[Source data]:
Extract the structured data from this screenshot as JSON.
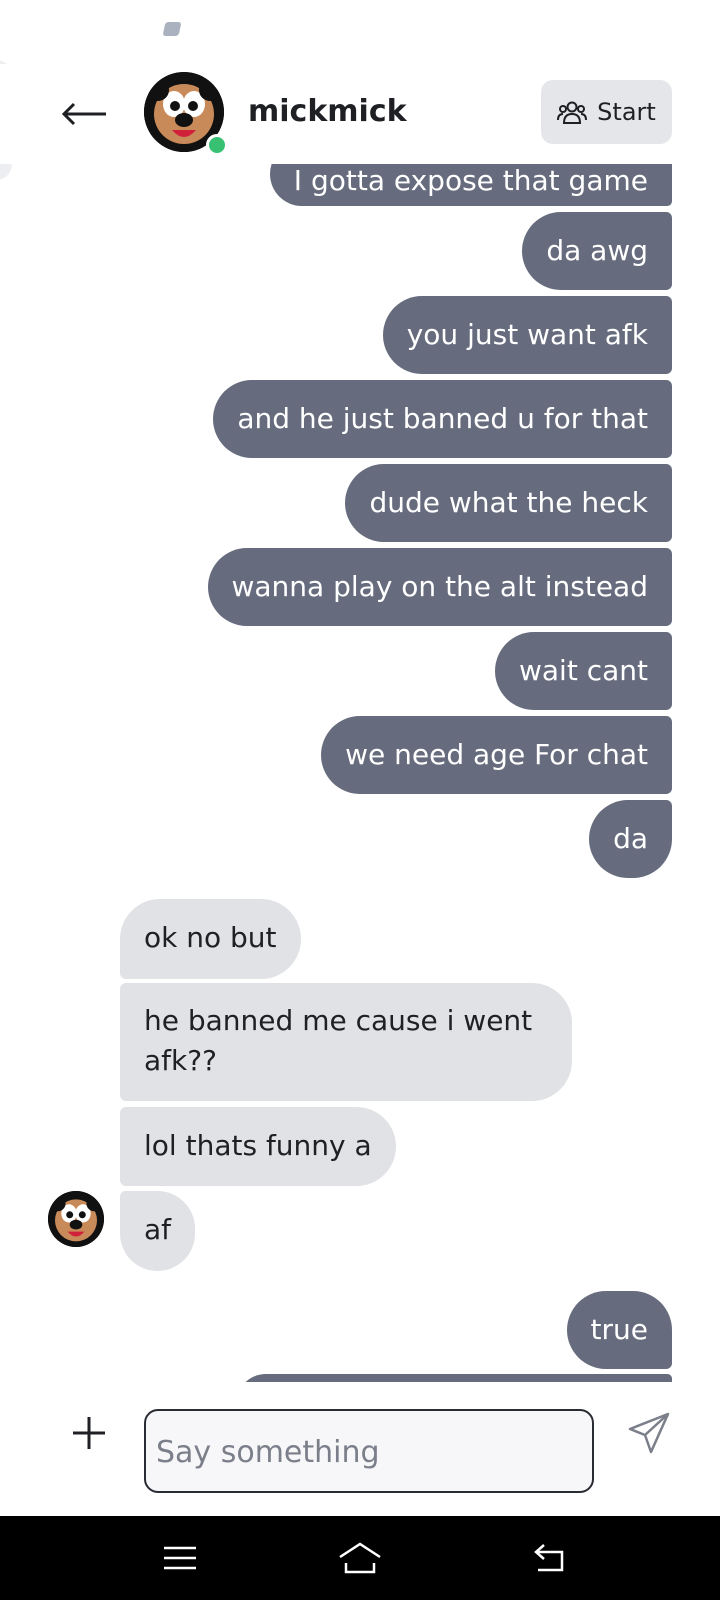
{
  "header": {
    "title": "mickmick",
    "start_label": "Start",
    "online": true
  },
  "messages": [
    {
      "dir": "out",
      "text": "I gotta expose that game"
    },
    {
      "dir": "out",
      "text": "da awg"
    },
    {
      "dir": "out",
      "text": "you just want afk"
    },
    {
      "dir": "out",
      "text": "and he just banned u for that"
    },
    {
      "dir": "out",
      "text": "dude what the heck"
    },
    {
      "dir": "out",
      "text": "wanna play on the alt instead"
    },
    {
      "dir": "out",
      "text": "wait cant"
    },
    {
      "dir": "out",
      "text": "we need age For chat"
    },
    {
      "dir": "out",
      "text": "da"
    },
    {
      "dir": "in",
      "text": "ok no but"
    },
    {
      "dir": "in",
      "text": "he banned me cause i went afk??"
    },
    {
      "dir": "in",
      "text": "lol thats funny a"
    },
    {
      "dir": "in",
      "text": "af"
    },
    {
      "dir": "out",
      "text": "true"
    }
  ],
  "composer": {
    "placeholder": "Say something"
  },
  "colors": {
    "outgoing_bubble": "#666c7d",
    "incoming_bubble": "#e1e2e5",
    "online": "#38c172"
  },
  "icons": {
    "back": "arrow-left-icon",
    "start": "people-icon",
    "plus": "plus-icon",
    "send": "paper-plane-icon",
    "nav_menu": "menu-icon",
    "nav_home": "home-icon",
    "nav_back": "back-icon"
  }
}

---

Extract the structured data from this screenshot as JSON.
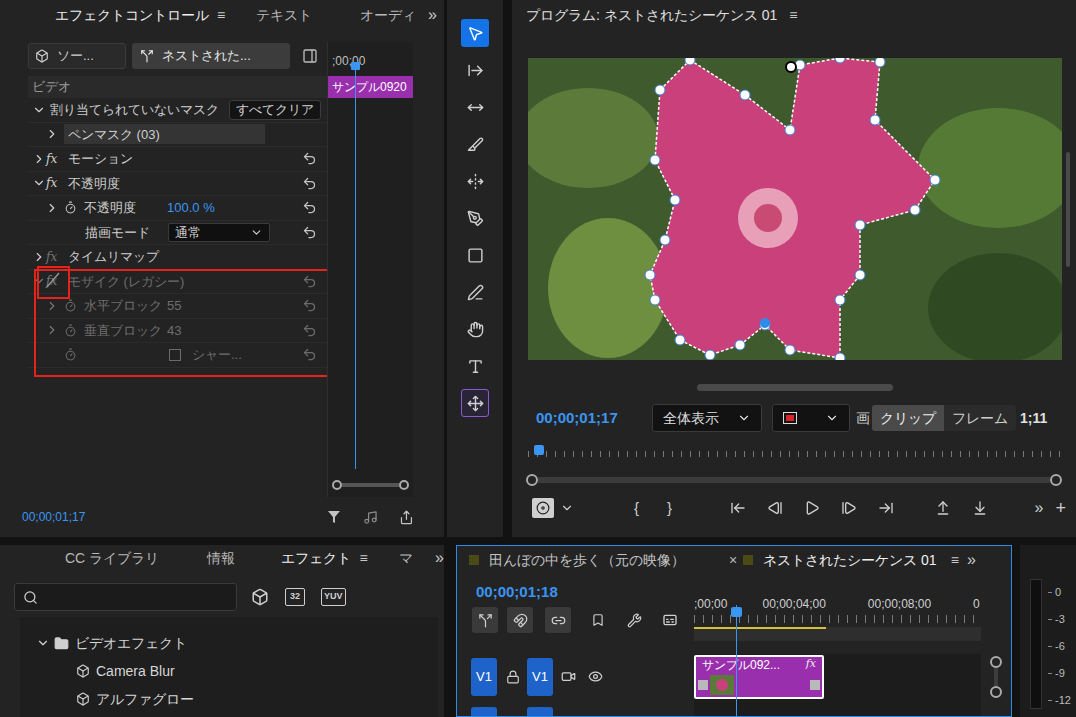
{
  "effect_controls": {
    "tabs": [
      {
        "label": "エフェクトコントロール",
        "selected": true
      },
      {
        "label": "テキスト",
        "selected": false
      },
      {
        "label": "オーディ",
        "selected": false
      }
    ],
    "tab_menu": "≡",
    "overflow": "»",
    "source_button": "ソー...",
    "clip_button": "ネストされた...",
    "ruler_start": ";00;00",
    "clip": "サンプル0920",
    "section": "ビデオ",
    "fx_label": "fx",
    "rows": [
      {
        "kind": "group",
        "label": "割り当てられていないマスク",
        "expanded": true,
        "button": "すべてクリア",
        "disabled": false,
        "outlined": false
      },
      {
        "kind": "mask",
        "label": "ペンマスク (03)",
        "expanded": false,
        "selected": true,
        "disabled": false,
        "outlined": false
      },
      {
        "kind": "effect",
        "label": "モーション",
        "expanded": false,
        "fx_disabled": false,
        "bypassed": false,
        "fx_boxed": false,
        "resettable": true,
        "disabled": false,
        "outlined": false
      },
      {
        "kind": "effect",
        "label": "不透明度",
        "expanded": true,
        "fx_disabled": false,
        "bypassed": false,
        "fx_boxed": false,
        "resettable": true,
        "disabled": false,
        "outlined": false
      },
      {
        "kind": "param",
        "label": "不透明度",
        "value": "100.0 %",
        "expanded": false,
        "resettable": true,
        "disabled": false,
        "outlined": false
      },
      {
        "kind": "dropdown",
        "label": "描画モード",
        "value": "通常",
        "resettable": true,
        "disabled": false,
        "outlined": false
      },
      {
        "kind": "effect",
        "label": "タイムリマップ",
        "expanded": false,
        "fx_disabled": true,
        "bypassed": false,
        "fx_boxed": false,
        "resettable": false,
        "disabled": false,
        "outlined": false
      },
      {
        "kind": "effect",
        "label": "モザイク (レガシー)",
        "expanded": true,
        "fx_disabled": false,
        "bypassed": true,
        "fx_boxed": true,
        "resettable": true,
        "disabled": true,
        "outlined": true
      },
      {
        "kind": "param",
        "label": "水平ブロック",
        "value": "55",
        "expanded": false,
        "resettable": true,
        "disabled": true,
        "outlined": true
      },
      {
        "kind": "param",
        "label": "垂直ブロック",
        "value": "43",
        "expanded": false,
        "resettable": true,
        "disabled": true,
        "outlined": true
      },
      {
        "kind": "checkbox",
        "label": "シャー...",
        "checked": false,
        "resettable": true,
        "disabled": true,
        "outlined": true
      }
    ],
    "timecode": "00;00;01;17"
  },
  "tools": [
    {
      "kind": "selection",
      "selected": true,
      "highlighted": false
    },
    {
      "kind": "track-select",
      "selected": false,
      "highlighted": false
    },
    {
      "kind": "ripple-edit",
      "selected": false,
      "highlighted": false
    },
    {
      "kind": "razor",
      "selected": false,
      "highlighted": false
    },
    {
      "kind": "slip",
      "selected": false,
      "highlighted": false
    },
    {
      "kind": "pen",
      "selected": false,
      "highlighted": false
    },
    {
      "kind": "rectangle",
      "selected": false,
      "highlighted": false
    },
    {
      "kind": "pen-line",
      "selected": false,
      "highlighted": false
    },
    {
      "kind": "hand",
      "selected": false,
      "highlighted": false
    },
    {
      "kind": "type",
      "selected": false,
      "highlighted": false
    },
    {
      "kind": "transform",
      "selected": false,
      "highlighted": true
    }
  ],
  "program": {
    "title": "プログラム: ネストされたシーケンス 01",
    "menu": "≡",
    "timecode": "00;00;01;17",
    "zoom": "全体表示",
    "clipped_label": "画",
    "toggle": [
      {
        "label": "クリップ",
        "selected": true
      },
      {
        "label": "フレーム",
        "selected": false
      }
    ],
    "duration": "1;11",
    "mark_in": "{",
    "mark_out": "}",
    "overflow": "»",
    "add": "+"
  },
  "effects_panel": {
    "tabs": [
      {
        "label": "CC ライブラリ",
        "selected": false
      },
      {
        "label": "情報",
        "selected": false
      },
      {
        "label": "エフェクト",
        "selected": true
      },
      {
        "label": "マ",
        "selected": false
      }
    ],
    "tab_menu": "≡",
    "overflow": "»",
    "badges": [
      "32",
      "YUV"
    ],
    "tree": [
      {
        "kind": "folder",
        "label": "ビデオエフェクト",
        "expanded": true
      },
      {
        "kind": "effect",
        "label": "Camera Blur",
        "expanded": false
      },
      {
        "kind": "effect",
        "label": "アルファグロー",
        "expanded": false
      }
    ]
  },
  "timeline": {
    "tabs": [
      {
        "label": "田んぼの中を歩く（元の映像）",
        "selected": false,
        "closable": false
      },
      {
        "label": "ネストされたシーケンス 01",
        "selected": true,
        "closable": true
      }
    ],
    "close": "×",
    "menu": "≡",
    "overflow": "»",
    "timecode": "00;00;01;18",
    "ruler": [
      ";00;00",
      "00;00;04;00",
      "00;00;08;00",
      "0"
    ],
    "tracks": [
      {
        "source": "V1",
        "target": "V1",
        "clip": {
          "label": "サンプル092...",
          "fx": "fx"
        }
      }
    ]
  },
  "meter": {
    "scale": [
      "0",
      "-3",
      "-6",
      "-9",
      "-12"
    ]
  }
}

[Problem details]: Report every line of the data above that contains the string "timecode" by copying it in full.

[Task answer]:
    "timecode": "00;00;01;17"
    "timecode": "00;00;01;17",
    "timecode": "00;00;01;18",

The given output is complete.